President Donald Trump talks with Attorney General William Barr during the 38th Annual National Peace Officers’ Memorial Service at the U.S. Capitol, Wednesday, May 15, 2019, in Washington.

With his vow to determine whether federal law enforcement personnel “put their thumb on the scale,” Attorney General William Barr sent a couple of unmistakable messages to the American people he’s supposed to be serving.

One, he thinks they’re dumb enough not to believe their own eyes. Two, they don’t matter to him — he’s focused on one person only, and that’s President Donald Trump.

Oh, there’s a thumb on the scale, all right. It’s Barr’s, and he’s been pressing down with all of his considerable weight to help Trump conceal his actions and duck accountability.

He’s fighting against testifying in Congress to the point of exposing himself to a possible contempt charge. He’s aiding the White House’s efforts to shield the unredacted version of special counsel Robert Mueller’s report on Russian interference in the 2016 presidential election. He went all-in for Trump with his sanitized and misleading four-page summary of the report. He’s become such a disciple for Trump’s political agenda that he uses the president’s language and adopted pages from his playbook, like appearing on Fox News but avoiding other media.

“In Barr, Trump has found his champion and advocate,” read the headline of an Associated Press analysis piece from this past weekend.

Quite accurate. But it’s not good at all.

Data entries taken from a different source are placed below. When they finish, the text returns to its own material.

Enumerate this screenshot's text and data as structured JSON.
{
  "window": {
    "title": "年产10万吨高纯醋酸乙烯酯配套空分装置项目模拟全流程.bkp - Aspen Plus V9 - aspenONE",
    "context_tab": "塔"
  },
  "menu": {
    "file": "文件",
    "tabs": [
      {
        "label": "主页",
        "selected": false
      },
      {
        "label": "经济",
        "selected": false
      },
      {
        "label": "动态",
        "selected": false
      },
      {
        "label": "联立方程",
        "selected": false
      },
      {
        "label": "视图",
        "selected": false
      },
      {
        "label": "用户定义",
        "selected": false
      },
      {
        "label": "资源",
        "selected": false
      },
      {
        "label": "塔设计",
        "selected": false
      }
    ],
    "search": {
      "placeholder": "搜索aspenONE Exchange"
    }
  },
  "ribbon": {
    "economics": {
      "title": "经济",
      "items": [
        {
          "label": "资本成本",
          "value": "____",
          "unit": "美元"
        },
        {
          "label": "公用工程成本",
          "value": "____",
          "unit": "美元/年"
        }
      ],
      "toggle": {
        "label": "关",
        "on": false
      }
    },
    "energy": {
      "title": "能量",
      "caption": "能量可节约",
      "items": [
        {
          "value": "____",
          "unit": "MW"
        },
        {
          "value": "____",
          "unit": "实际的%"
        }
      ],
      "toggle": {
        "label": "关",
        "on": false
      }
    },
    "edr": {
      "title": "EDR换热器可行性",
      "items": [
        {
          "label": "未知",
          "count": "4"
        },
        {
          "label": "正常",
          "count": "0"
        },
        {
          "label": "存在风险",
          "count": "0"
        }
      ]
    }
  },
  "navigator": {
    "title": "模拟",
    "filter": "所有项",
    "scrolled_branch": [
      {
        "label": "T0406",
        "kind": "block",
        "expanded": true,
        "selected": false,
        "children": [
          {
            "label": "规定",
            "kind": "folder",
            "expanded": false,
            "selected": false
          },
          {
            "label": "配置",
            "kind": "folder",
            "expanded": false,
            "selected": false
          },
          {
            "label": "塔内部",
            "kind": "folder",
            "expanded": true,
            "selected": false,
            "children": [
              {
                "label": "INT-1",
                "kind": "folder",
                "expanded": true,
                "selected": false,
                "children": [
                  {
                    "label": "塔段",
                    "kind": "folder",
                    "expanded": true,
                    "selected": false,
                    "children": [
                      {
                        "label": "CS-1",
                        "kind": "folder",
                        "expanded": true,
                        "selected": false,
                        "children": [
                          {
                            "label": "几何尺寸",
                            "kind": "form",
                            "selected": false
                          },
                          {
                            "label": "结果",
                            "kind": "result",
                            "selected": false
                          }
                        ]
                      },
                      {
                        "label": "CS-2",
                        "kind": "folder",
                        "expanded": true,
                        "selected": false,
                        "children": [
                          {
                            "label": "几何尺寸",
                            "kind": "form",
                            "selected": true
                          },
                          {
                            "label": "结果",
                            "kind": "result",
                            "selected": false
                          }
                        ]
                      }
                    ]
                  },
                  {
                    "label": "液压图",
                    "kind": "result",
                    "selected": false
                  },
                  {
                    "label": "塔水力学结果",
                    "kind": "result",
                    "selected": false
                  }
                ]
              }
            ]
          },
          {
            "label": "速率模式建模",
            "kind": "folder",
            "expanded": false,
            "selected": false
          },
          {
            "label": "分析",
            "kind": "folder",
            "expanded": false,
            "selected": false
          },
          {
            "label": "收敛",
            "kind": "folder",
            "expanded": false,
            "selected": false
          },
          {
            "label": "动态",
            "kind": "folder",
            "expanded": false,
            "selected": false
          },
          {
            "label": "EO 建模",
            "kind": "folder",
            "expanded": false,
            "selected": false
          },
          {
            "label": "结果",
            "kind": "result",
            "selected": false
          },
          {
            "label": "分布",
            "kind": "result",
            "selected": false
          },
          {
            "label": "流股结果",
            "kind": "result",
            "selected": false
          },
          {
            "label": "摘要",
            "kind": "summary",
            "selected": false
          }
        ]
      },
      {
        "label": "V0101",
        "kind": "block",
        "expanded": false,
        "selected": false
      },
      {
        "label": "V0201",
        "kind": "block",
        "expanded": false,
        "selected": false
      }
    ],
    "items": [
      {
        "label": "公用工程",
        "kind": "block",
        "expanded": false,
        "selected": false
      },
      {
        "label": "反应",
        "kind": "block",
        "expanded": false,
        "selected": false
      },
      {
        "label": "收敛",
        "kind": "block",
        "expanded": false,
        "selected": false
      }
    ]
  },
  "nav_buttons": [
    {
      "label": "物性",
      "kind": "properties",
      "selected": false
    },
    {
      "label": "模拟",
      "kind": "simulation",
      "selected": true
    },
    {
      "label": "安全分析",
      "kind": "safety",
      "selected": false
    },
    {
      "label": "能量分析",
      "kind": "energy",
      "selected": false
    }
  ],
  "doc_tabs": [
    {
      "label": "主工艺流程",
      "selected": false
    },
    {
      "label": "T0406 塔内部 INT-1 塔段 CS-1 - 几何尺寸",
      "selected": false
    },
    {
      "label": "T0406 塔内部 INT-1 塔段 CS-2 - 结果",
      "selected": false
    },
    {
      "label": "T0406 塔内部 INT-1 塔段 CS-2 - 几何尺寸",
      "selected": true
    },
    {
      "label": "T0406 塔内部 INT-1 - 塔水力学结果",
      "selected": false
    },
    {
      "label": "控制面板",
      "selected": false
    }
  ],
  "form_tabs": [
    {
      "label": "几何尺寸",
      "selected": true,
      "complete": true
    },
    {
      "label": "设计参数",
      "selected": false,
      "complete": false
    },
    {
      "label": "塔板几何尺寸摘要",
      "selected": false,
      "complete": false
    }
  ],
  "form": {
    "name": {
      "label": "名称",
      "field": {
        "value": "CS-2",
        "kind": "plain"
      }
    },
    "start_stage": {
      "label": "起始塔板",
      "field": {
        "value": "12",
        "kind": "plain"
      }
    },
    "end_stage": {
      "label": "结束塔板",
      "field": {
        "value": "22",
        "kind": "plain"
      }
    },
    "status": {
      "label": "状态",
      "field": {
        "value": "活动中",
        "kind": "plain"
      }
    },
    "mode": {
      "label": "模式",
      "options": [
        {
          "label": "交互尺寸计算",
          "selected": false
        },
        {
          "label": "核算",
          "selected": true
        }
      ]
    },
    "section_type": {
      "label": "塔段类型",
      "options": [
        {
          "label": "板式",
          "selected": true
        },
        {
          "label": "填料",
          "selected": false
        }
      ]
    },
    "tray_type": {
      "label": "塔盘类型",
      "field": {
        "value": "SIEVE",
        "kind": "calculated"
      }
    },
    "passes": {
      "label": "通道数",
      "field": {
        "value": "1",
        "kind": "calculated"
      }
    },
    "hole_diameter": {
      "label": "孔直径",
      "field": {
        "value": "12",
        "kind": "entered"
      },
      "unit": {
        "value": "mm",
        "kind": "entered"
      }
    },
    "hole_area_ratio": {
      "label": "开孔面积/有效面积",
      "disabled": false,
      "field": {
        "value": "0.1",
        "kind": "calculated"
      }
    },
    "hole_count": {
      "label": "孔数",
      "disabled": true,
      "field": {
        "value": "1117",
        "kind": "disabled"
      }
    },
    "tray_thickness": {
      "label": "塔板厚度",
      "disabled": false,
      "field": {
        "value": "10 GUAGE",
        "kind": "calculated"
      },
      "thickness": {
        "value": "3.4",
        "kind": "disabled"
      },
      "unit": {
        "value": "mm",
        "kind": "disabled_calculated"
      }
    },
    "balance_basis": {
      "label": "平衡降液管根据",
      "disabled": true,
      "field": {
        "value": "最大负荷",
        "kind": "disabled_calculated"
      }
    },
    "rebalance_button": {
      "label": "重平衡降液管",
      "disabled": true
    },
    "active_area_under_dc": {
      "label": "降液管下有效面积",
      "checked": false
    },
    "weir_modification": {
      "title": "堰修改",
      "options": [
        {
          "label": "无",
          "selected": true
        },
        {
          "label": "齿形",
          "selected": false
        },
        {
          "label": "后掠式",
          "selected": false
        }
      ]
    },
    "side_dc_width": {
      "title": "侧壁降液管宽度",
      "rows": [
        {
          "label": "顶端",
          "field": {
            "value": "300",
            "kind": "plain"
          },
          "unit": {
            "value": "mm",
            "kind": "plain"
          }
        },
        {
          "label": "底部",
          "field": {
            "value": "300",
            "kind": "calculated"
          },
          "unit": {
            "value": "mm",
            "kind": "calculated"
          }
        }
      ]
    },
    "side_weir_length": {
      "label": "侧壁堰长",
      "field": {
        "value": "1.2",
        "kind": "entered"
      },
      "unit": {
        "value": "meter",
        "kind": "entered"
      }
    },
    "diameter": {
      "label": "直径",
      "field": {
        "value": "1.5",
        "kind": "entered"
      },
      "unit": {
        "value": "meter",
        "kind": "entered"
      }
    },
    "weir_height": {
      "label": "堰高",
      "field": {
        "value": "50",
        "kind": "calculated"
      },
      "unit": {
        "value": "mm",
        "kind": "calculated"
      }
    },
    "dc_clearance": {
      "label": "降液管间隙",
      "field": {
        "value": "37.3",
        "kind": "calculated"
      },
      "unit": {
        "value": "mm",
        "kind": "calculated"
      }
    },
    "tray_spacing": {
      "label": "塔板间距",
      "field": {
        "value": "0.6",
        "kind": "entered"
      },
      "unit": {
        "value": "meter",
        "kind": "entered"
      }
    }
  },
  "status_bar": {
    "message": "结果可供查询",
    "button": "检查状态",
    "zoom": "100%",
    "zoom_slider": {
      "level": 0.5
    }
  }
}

It would be one thing if the role of the attorney general were to serve as the president’s personal lawyer.

It’s not. The AG is supposed to serve all Americans, not just the one who happens to be occupying the Oval Office.

Yes, the AG is a member of the president’s Cabinet, but his or her primary responsibility is to enforce the nation’s laws and help maintain the justice system’s integrity. It’s a balancing act.

But Barr has repeatedly proven that he’s tilting the Justice Department in favor of the president, not the American people.

He’s merely become one of the many bobblehead drones in Trump’s administration, who carry out the president’s whims without question regardless of their consequences.

Barr’s “thumb” comment was like a sleight-of-hand move from a third-rate magic show, aimed at diverting the audience’s attention away from his own actions.

If there had been a “thumb on the scale” against Trump during the early goings of the investigation, then why would former FBI Director James Comey have announced the reopening of the Clinton email investigation days before the election — and, let’s recall, right after Trump imploded in his disastrous final debate with Clinton? If anybody was being disadvantaged as part of some government operation, it was Clinton.

But in any event, Barr is doing exactly what he putatively decries by going all-in for Trump.

He’s shown that he’s not about to follow the example of his predecessor, Jeff Sessions, by letting little things like integrity, morality and sense of duty cloud his thinking. Sessions balanced his responsibility to the American people by recusing himself from the Mueller investigation, and look where it got him.

Barr, on the other hand, seems to seek Trump’s approval like a hunting dog seeks pats on the head. He hit the ground running by not only defending Trump’s outrageous emergency declaration for border wall funding but by publicly supporting it, and he’s been at it ever since.

Now, he’s reached out to a number of officials — CIA Director Gina Haspel, FBI Director Christopher Wray, Director of National Intelligence Dan Coats and at least one U.S. attorney — to lay the groundwork for his investigation into whether “spying” was going on during the early goings of the Russia probe.

Apparently, his campaign for Trump’s affection has paid off. The AP reported that Trump has told “close confidants that he ‘finally’ had ‘my attorney general.’ ”

“My” attorney general. That characterization would be highly disturbing regardless of whether it were made by a Republican or Democratic president.

But coming from a would-be autocrat who has displayed contempt for the oversight powers of Congress and the courts, it’s an especially bright red flag.

This attorney general must be watched very closely.